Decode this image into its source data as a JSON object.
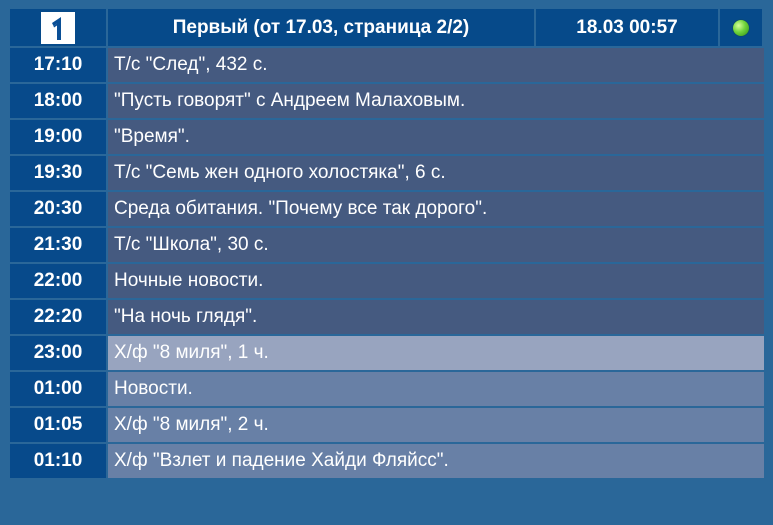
{
  "header": {
    "logo_icon": "channel-one-logo-icon",
    "title": "Первый (от 17.03, страница 2/2)",
    "datetime": "18.03 00:57",
    "status_icon": "green-led-icon"
  },
  "colors": {
    "background": "#2a6799",
    "header_cell": "#064a8a",
    "time_cell": "#074a8b",
    "past_row": "#455a80",
    "current_row": "#98a4bf",
    "future_row": "#6880a6",
    "status_led": "#6fd43b"
  },
  "schedule": [
    {
      "time": "17:10",
      "title": "Т/с \"След\", 432 с.",
      "state": "past"
    },
    {
      "time": "18:00",
      "title": "\"Пусть говорят\" с Андреем Малаховым.",
      "state": "past"
    },
    {
      "time": "19:00",
      "title": "\"Время\".",
      "state": "past"
    },
    {
      "time": "19:30",
      "title": "Т/с \"Семь жен одного холостяка\", 6 с.",
      "state": "past"
    },
    {
      "time": "20:30",
      "title": "Среда обитания. \"Почему все так дорого\".",
      "state": "past"
    },
    {
      "time": "21:30",
      "title": "Т/с \"Школа\", 30 с.",
      "state": "past"
    },
    {
      "time": "22:00",
      "title": "Ночные новости.",
      "state": "past"
    },
    {
      "time": "22:20",
      "title": "\"На ночь глядя\".",
      "state": "past"
    },
    {
      "time": "23:00",
      "title": "Х/ф \"8 миля\", 1 ч.",
      "state": "current"
    },
    {
      "time": "01:00",
      "title": "Новости.",
      "state": "future"
    },
    {
      "time": "01:05",
      "title": "Х/ф \"8 миля\", 2 ч.",
      "state": "future"
    },
    {
      "time": "01:10",
      "title": "Х/ф \"Взлет и падение Хайди Фляйсс\".",
      "state": "future"
    }
  ]
}
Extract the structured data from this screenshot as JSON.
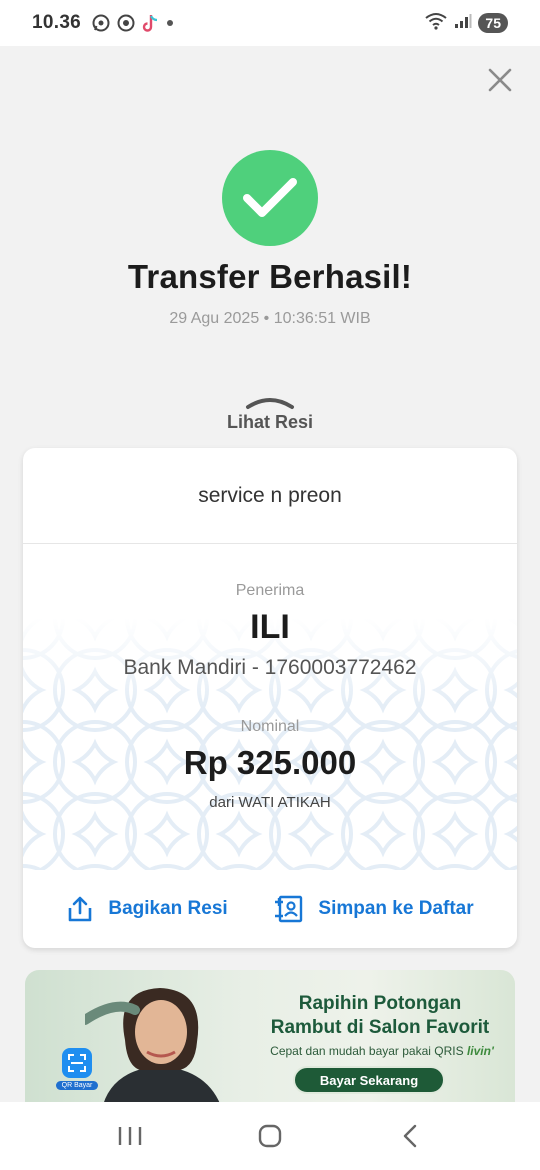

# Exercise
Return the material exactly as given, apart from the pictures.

# Answer to the exercise
Decode this image into its source data as a JSON object.
{
  "header": {
    "logo_icon": "channel-one-logo-icon",
    "title": "Первый (от 17.03, страница 2/2)",
    "datetime": "18.03 00:57",
    "status_icon": "green-led-icon"
  },
  "colors": {
    "background": "#2a6799",
    "header_cell": "#064a8a",
    "time_cell": "#074a8b",
    "past_row": "#455a80",
    "current_row": "#98a4bf",
    "future_row": "#6880a6",
    "status_led": "#6fd43b"
  },
  "schedule": [
    {
      "time": "17:10",
      "title": "Т/с \"След\", 432 с.",
      "state": "past"
    },
    {
      "time": "18:00",
      "title": "\"Пусть говорят\" с Андреем Малаховым.",
      "state": "past"
    },
    {
      "time": "19:00",
      "title": "\"Время\".",
      "state": "past"
    },
    {
      "time": "19:30",
      "title": "Т/с \"Семь жен одного холостяка\", 6 с.",
      "state": "past"
    },
    {
      "time": "20:30",
      "title": "Среда обитания. \"Почему все так дорого\".",
      "state": "past"
    },
    {
      "time": "21:30",
      "title": "Т/с \"Школа\", 30 с.",
      "state": "past"
    },
    {
      "time": "22:00",
      "title": "Ночные новости.",
      "state": "past"
    },
    {
      "time": "22:20",
      "title": "\"На ночь глядя\".",
      "state": "past"
    },
    {
      "time": "23:00",
      "title": "Х/ф \"8 миля\", 1 ч.",
      "state": "current"
    },
    {
      "time": "01:00",
      "title": "Новости.",
      "state": "future"
    },
    {
      "time": "01:05",
      "title": "Х/ф \"8 миля\", 2 ч.",
      "state": "future"
    },
    {
      "time": "01:10",
      "title": "Х/ф \"Взлет и падение Хайди Фляйсс\".",
      "state": "future"
    }
  ]
}
Extract the structured data from this screenshot as JSON.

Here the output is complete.